#### WHAT THE EXERCISE ASKS
Though the entries hold pictures, only their text should be duplicated, exactly and in full.

Interface dataset entries
----

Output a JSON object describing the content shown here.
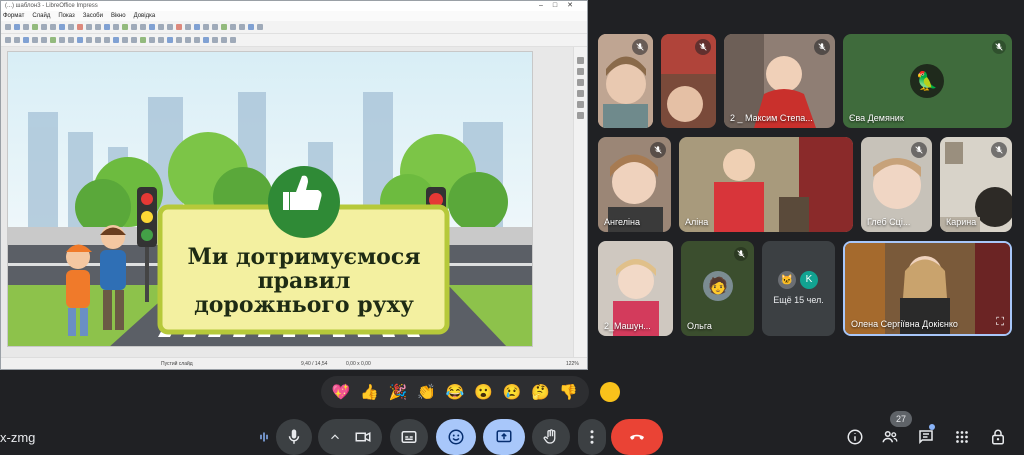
{
  "window": {
    "title": "(...) шаблон3 - LibreOffice Impress",
    "menu": [
      "Формат",
      "Слайд",
      "Показ",
      "Засоби",
      "Вікно",
      "Довідка"
    ],
    "status_slide": "Пустий слайд",
    "status_pos": "9,40 / 14,54",
    "status_size": "0,00 x 0,00",
    "zoom": "122%"
  },
  "slide": {
    "title_lines": [
      "Ми дотримуємося",
      "правил",
      "дорожнього руху"
    ]
  },
  "participants": [
    {
      "id": "p1",
      "name": ""
    },
    {
      "id": "p2",
      "name": ""
    },
    {
      "id": "p3",
      "name": "2 _ Максим Степа..."
    },
    {
      "id": "p4",
      "name": "Єва Демяник"
    },
    {
      "id": "p5",
      "name": "Ангеліна"
    },
    {
      "id": "p6",
      "name": "Аліна"
    },
    {
      "id": "p7",
      "name": "Глеб Сці..."
    },
    {
      "id": "p8",
      "name": "Карина"
    },
    {
      "id": "p9",
      "name": "2_Машун..."
    },
    {
      "id": "p10",
      "name": "Ольга"
    },
    {
      "id": "p11",
      "name": "Ещё 15 чел.",
      "avatar_letter": "K"
    },
    {
      "id": "p12",
      "name": "Олена Сергіївна Докієнко"
    }
  ],
  "reactions": [
    "💖",
    "👍",
    "🎉",
    "👏",
    "😂",
    "😮",
    "😢",
    "🤔",
    "👎"
  ],
  "meeting_code": "x-zmg",
  "participant_count": "27",
  "colors": {
    "end_call": "#ea4335",
    "active_control": "#a8c7fa",
    "background": "#202124"
  }
}
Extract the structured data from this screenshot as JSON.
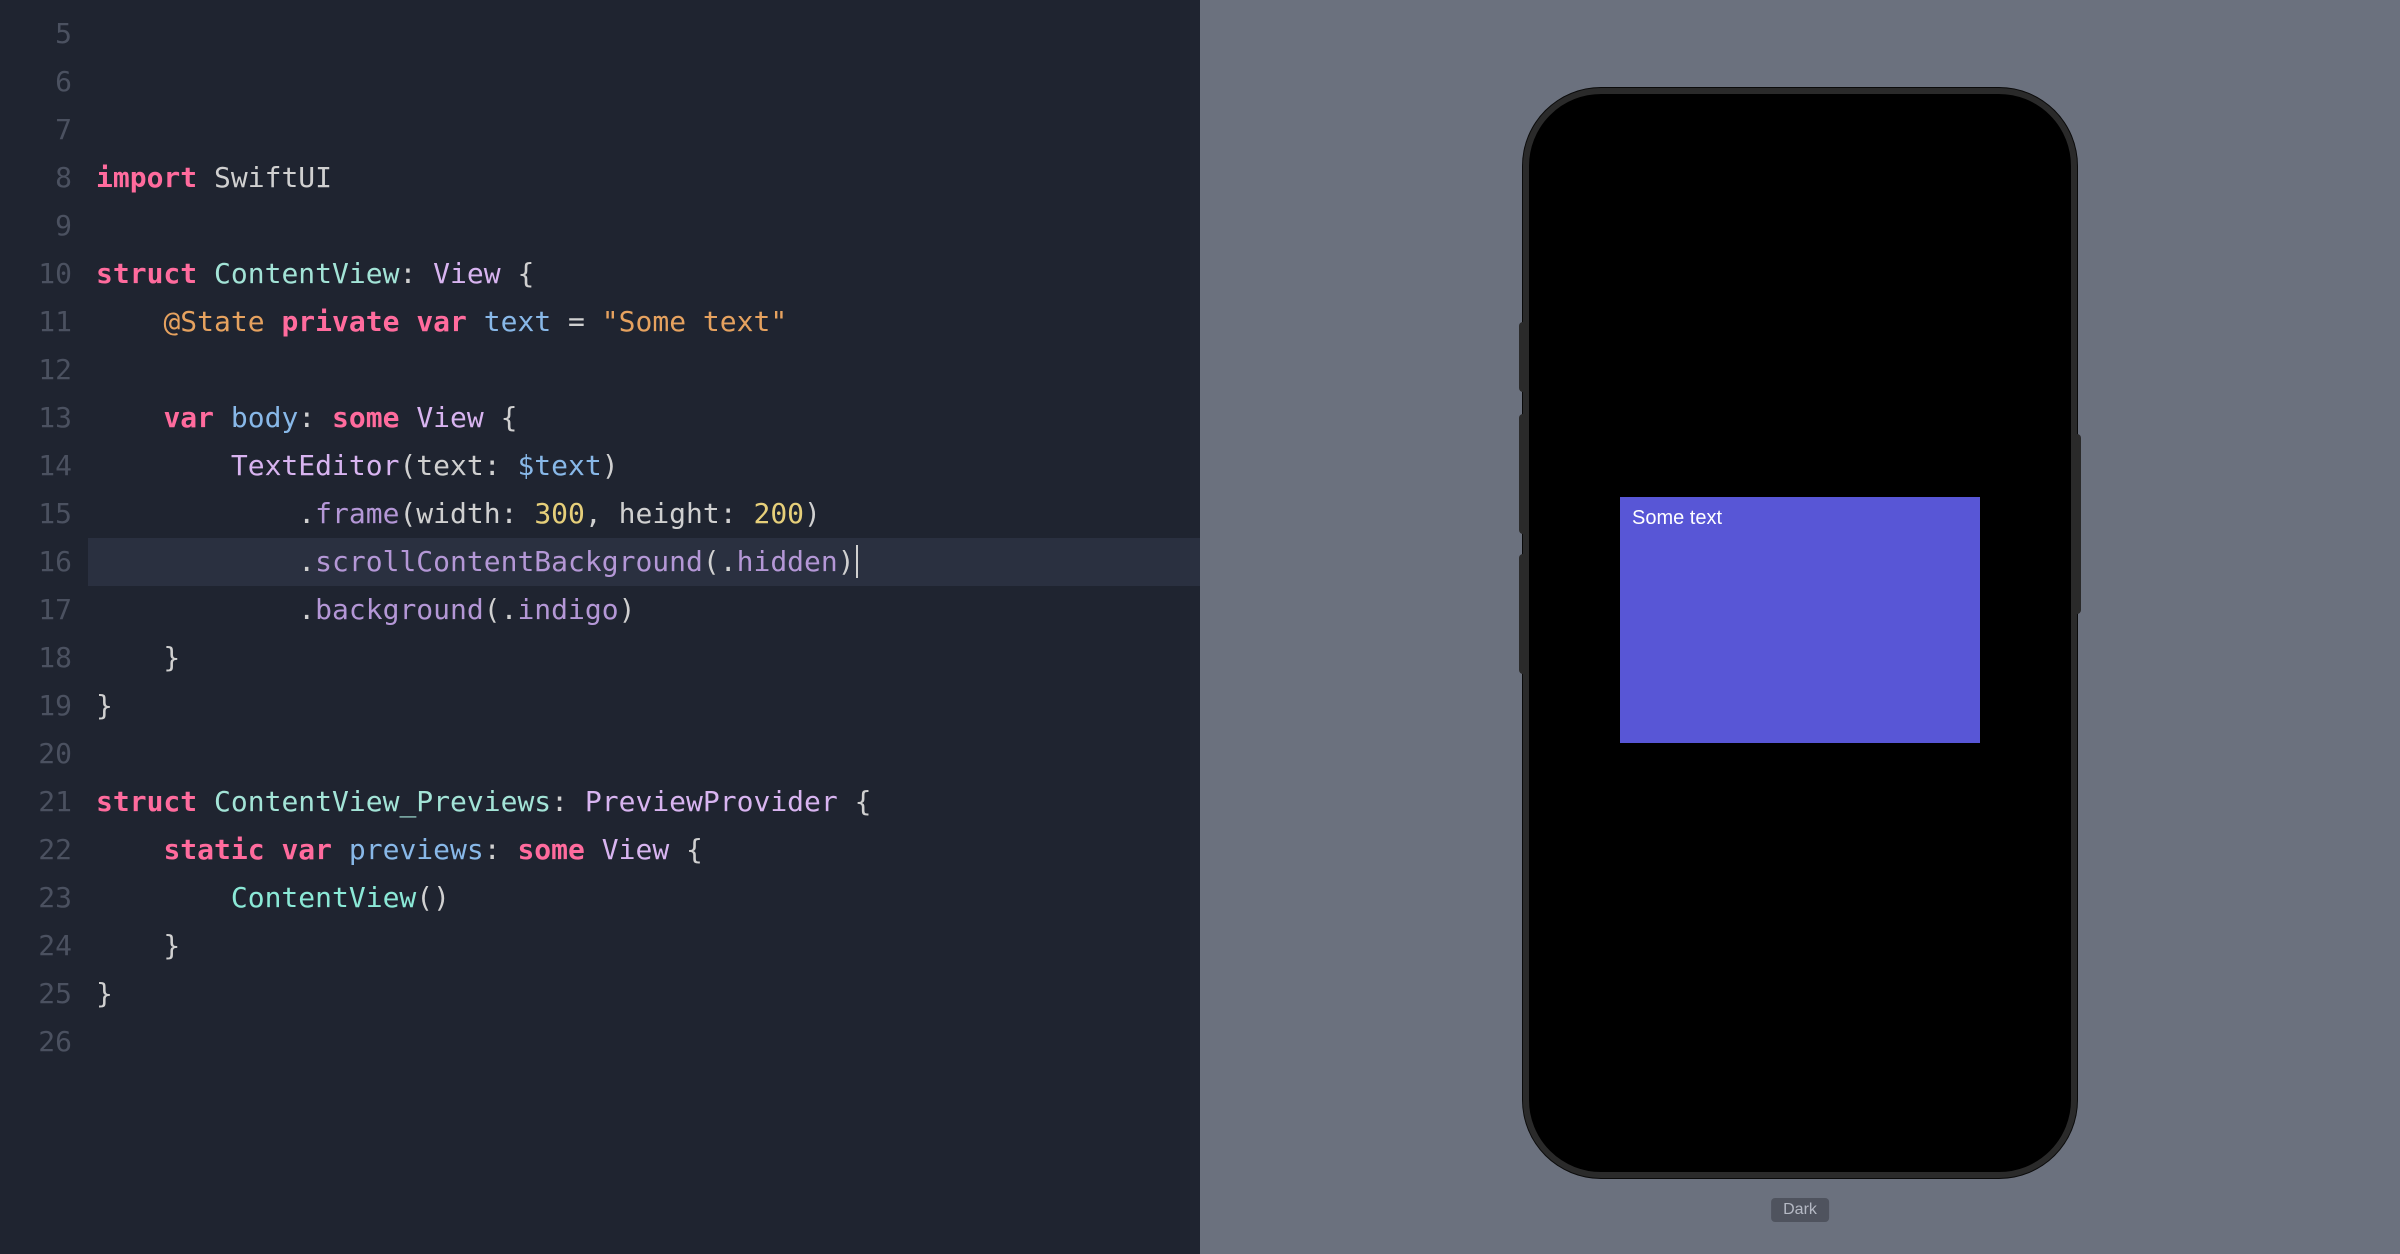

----

#### RESPONSE BOX
Output a JSON object describing the content shown here.
{
  "window": {
    "title": "(...) шаблон3 - LibreOffice Impress",
    "menu": [
      "Формат",
      "Слайд",
      "Показ",
      "Засоби",
      "Вікно",
      "Довідка"
    ],
    "status_slide": "Пустий слайд",
    "status_pos": "9,40 / 14,54",
    "status_size": "0,00 x 0,00",
    "zoom": "122%"
  },
  "slide": {
    "title_lines": [
      "Ми дотримуємося",
      "правил",
      "дорожнього руху"
    ]
  },
  "participants": [
    {
      "id": "p1",
      "name": ""
    },
    {
      "id": "p2",
      "name": ""
    },
    {
      "id": "p3",
      "name": "2 _ Максим Степа..."
    },
    {
      "id": "p4",
      "name": "Єва Демяник"
    },
    {
      "id": "p5",
      "name": "Ангеліна"
    },
    {
      "id": "p6",
      "name": "Аліна"
    },
    {
      "id": "p7",
      "name": "Глеб Сці..."
    },
    {
      "id": "p8",
      "name": "Карина"
    },
    {
      "id": "p9",
      "name": "2_Машун..."
    },
    {
      "id": "p10",
      "name": "Ольга"
    },
    {
      "id": "p11",
      "name": "Ещё 15 чел.",
      "avatar_letter": "K"
    },
    {
      "id": "p12",
      "name": "Олена Сергіївна Докієнко"
    }
  ],
  "reactions": [
    "💖",
    "👍",
    "🎉",
    "👏",
    "😂",
    "😮",
    "😢",
    "🤔",
    "👎"
  ],
  "meeting_code": "x-zmg",
  "participant_count": "27",
  "colors": {
    "end_call": "#ea4335",
    "active_control": "#a8c7fa",
    "background": "#202124"
  }
}
Extract the structured data from this screenshot as JSON.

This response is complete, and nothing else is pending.